 |  |  |  |  April 19, 2013

Let’s be honest, everything is more difficult in space than here on Earth. It’s hard enough just to get into space and bring all of the things humans need to survive. It’s an amazing technological feat for astronauts to live and work on the International Space Station in and of itself. What you might not think about is how different actually living in outer space is.┬áTake for instance the simple act of using a washcloth.


A group of students recently suggested an experiment to be conducted on by astronaut Chris Hadfield on the ISS involving nothing more than squirting some water onto a washcloth and wringing it out. As it turns out, even washcloths are cool when NASA buys them. The cloths themselves are compacted down into a little pucks and have to be unraveled.

Since you can’t just have a bucket of water in space, Hadfield uses what looks like a large Capri Sun pouch to squirt water onto the cloth. The water just floats in little globs until it absorbed by the cloth. The result is incredibly cool. The surface tension of the water means that it sticks to the outside of the cloth and oozes between the astronaut’s fingers like some sort of gel.

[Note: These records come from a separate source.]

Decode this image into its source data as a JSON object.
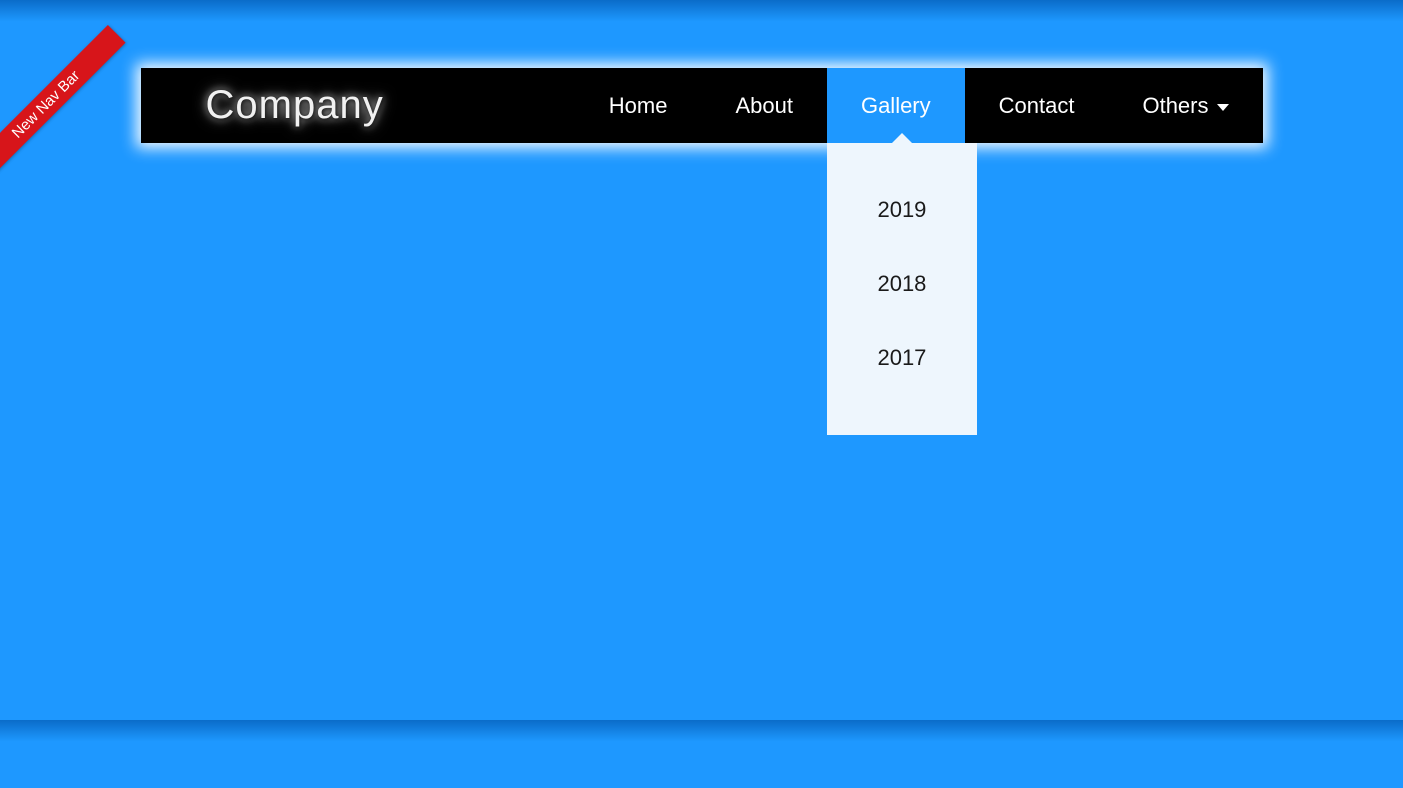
{
  "ribbon": {
    "label": "New Nav Bar"
  },
  "logo": {
    "text": "Company"
  },
  "nav": {
    "items": [
      {
        "label": "Home"
      },
      {
        "label": "About"
      },
      {
        "label": "Gallery",
        "active": true,
        "dropdown": [
          {
            "label": "2019"
          },
          {
            "label": "2018"
          },
          {
            "label": "2017"
          }
        ]
      },
      {
        "label": "Contact"
      },
      {
        "label": "Others",
        "has_caret": true
      }
    ]
  },
  "colors": {
    "background": "#1e98ff",
    "navbar_bg": "#000000",
    "ribbon_bg": "#d7151a",
    "dropdown_bg": "#eef6fd"
  }
}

Check out the video above, it’s probably the coolest thing you’ll see all day.

[via Boing Boing]